*Data provided*.
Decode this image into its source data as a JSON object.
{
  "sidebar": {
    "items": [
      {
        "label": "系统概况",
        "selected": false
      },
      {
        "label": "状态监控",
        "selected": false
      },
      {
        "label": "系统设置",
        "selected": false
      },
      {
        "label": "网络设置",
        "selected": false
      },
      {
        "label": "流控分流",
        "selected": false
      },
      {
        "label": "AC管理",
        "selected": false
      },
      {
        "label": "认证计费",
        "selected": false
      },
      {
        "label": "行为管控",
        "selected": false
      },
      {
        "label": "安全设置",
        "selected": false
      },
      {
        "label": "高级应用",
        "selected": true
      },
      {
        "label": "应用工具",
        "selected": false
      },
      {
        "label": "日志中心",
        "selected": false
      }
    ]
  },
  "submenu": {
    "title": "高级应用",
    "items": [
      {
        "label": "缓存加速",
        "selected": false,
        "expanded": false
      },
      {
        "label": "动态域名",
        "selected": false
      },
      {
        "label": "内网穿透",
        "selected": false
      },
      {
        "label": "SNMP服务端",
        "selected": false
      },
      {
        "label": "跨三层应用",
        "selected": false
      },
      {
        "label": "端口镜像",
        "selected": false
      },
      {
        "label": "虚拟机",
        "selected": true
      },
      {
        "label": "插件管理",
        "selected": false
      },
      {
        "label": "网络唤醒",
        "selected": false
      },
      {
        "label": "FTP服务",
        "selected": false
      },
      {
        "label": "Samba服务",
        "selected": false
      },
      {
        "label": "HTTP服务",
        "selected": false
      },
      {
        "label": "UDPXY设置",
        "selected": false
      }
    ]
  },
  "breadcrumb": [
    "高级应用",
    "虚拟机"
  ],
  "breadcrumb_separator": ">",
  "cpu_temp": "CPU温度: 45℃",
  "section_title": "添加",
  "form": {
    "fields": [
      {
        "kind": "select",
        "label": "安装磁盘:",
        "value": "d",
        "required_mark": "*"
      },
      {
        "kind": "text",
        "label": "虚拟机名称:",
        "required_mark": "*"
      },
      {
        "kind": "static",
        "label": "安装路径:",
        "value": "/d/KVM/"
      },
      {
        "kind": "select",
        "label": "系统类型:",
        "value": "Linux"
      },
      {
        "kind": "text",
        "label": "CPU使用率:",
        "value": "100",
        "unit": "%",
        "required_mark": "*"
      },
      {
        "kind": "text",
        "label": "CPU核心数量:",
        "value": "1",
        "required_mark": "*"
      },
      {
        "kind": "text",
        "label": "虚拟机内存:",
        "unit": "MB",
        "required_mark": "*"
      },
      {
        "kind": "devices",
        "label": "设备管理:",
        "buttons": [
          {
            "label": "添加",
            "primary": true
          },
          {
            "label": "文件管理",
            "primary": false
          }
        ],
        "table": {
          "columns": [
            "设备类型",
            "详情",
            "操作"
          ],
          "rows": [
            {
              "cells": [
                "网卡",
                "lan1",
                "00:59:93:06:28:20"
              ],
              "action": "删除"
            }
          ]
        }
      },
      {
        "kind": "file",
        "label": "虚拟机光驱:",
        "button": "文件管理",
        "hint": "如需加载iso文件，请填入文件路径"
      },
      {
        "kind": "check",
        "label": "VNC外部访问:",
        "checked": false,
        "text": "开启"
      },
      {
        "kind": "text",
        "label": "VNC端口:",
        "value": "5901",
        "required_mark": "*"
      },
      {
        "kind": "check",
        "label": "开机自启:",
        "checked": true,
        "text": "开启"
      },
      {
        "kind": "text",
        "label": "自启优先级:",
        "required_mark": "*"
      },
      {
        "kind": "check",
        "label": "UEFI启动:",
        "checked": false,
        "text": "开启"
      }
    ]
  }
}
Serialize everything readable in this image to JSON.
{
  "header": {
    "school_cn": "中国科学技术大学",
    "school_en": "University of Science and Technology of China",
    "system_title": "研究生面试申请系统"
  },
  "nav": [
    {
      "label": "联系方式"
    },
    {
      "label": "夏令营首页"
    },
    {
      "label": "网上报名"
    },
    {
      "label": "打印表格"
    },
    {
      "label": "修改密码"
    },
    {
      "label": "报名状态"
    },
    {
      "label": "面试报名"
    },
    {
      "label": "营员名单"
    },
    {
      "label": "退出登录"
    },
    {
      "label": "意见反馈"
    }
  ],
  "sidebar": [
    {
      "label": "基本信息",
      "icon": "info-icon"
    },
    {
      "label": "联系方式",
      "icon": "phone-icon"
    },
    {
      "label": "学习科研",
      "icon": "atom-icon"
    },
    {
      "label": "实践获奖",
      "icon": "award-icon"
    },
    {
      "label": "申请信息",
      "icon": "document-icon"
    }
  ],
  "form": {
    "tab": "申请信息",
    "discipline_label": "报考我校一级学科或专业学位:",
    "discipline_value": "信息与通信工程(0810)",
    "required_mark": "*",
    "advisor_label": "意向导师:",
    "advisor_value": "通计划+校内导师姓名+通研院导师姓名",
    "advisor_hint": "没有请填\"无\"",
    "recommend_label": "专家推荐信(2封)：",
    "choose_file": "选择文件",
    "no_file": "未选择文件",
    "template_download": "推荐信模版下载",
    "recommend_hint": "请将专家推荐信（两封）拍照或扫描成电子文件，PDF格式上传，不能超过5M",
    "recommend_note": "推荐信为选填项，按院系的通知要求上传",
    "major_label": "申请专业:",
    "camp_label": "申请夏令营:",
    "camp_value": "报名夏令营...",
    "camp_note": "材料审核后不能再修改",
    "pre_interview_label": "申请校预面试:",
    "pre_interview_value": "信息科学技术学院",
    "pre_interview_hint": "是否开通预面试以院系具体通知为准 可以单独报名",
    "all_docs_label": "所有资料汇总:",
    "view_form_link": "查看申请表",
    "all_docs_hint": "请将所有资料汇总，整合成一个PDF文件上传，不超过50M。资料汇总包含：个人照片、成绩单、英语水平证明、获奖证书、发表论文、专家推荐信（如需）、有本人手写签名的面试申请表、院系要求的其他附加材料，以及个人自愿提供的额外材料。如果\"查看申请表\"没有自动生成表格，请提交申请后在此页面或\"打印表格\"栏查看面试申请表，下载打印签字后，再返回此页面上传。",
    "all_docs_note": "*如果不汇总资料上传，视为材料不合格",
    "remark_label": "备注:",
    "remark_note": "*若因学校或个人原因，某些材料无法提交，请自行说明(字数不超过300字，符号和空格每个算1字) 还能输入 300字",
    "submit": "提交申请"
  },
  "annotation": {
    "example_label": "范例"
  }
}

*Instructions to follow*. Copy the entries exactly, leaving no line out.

*Written solution*.
Decode this image into its source data as a JSON object.
{
  "sidebar": {
    "items": [
      {
        "label": "系统概况",
        "selected": false
      },
      {
        "label": "状态监控",
        "selected": false
      },
      {
        "label": "系统设置",
        "selected": false
      },
      {
        "label": "网络设置",
        "selected": false
      },
      {
        "label": "流控分流",
        "selected": false
      },
      {
        "label": "AC管理",
        "selected": false
      },
      {
        "label": "认证计费",
        "selected": false
      },
      {
        "label": "行为管控",
        "selected": false
      },
      {
        "label": "安全设置",
        "selected": false
      },
      {
        "label": "高级应用",
        "selected": true
      },
      {
        "label": "应用工具",
        "selected": false
      },
      {
        "label": "日志中心",
        "selected": false
      }
    ]
  },
  "submenu": {
    "title": "高级应用",
    "items": [
      {
        "label": "缓存加速",
        "selected": false,
        "expanded": false
      },
      {
        "label": "动态域名",
        "selected": false
      },
      {
        "label": "内网穿透",
        "selected": false
      },
      {
        "label": "SNMP服务端",
        "selected": false
      },
      {
        "label": "跨三层应用",
        "selected": false
      },
      {
        "label": "端口镜像",
        "selected": false
      },
      {
        "label": "虚拟机",
        "selected": true
      },
      {
        "label": "插件管理",
        "selected": false
      },
      {
        "label": "网络唤醒",
        "selected": false
      },
      {
        "label": "FTP服务",
        "selected": false
      },
      {
        "label": "Samba服务",
        "selected": false
      },
      {
        "label": "HTTP服务",
        "selected": false
      },
      {
        "label": "UDPXY设置",
        "selected": false
      }
    ]
  },
  "breadcrumb": [
    "高级应用",
    "虚拟机"
  ],
  "breadcrumb_separator": ">",
  "cpu_temp": "CPU温度: 45℃",
  "section_title": "添加",
  "form": {
    "fields": [
      {
        "kind": "select",
        "label": "安装磁盘:",
        "value": "d",
        "required_mark": "*"
      },
      {
        "kind": "text",
        "label": "虚拟机名称:",
        "required_mark": "*"
      },
      {
        "kind": "static",
        "label": "安装路径:",
        "value": "/d/KVM/"
      },
      {
        "kind": "select",
        "label": "系统类型:",
        "value": "Linux"
      },
      {
        "kind": "text",
        "label": "CPU使用率:",
        "value": "100",
        "unit": "%",
        "required_mark": "*"
      },
      {
        "kind": "text",
        "label": "CPU核心数量:",
        "value": "1",
        "required_mark": "*"
      },
      {
        "kind": "text",
        "label": "虚拟机内存:",
        "unit": "MB",
        "required_mark": "*"
      },
      {
        "kind": "devices",
        "label": "设备管理:",
        "buttons": [
          {
            "label": "添加",
            "primary": true
          },
          {
            "label": "文件管理",
            "primary": false
          }
        ],
        "table": {
          "columns": [
            "设备类型",
            "详情",
            "操作"
          ],
          "rows": [
            {
              "cells": [
                "网卡",
                "lan1",
                "00:59:93:06:28:20"
              ],
              "action": "删除"
            }
          ]
        }
      },
      {
        "kind": "file",
        "label": "虚拟机光驱:",
        "button": "文件管理",
        "hint": "如需加载iso文件，请填入文件路径"
      },
      {
        "kind": "check",
        "label": "VNC外部访问:",
        "checked": false,
        "text": "开启"
      },
      {
        "kind": "text",
        "label": "VNC端口:",
        "value": "5901",
        "required_mark": "*"
      },
      {
        "kind": "check",
        "label": "开机自启:",
        "checked": true,
        "text": "开启"
      },
      {
        "kind": "text",
        "label": "自启优先级:",
        "required_mark": "*"
      },
      {
        "kind": "check",
        "label": "UEFI启动:",
        "checked": false,
        "text": "开启"
      }
    ]
  }
}
Serialize everything readable in this image to JSON.
{
  "header": {
    "school_cn": "中国科学技术大学",
    "school_en": "University of Science and Technology of China",
    "system_title": "研究生面试申请系统"
  },
  "nav": [
    {
      "label": "联系方式"
    },
    {
      "label": "夏令营首页"
    },
    {
      "label": "网上报名"
    },
    {
      "label": "打印表格"
    },
    {
      "label": "修改密码"
    },
    {
      "label": "报名状态"
    },
    {
      "label": "面试报名"
    },
    {
      "label": "营员名单"
    },
    {
      "label": "退出登录"
    },
    {
      "label": "意见反馈"
    }
  ],
  "sidebar": [
    {
      "label": "基本信息",
      "icon": "info-icon"
    },
    {
      "label": "联系方式",
      "icon": "phone-icon"
    },
    {
      "label": "学习科研",
      "icon": "atom-icon"
    },
    {
      "label": "实践获奖",
      "icon": "award-icon"
    },
    {
      "label": "申请信息",
      "icon": "document-icon"
    }
  ],
  "form": {
    "tab": "申请信息",
    "discipline_label": "报考我校一级学科或专业学位:",
    "discipline_value": "信息与通信工程(0810)",
    "required_mark": "*",
    "advisor_label": "意向导师:",
    "advisor_value": "通计划+校内导师姓名+通研院导师姓名",
    "advisor_hint": "没有请填\"无\"",
    "recommend_label": "专家推荐信(2封)：",
    "choose_file": "选择文件",
    "no_file": "未选择文件",
    "template_download": "推荐信模版下载",
    "recommend_hint": "请将专家推荐信（两封）拍照或扫描成电子文件，PDF格式上传，不能超过5M",
    "recommend_note": "推荐信为选填项，按院系的通知要求上传",
    "major_label": "申请专业:",
    "camp_label": "申请夏令营:",
    "camp_value": "报名夏令营...",
    "camp_note": "材料审核后不能再修改",
    "pre_interview_label": "申请校预面试:",
    "pre_interview_value": "信息科学技术学院",
    "pre_interview_hint": "是否开通预面试以院系具体通知为准 可以单独报名",
    "all_docs_label": "所有资料汇总:",
    "view_form_link": "查看申请表",
    "all_docs_hint": "请将所有资料汇总，整合成一个PDF文件上传，不超过50M。资料汇总包含：个人照片、成绩单、英语水平证明、获奖证书、发表论文、专家推荐信（如需）、有本人手写签名的面试申请表、院系要求的其他附加材料，以及个人自愿提供的额外材料。如果\"查看申请表\"没有自动生成表格，请提交申请后在此页面或\"打印表格\"栏查看面试申请表，下载打印签字后，再返回此页面上传。",
    "all_docs_note": "*如果不汇总资料上传，视为材料不合格",
    "remark_label": "备注:",
    "remark_note": "*若因学校或个人原因，某些材料无法提交，请自行说明(字数不超过300字，符号和空格每个算1字) 还能输入 300字",
    "submit": "提交申请"
  },
  "annotation": {
    "example_label": "范例"
  }
}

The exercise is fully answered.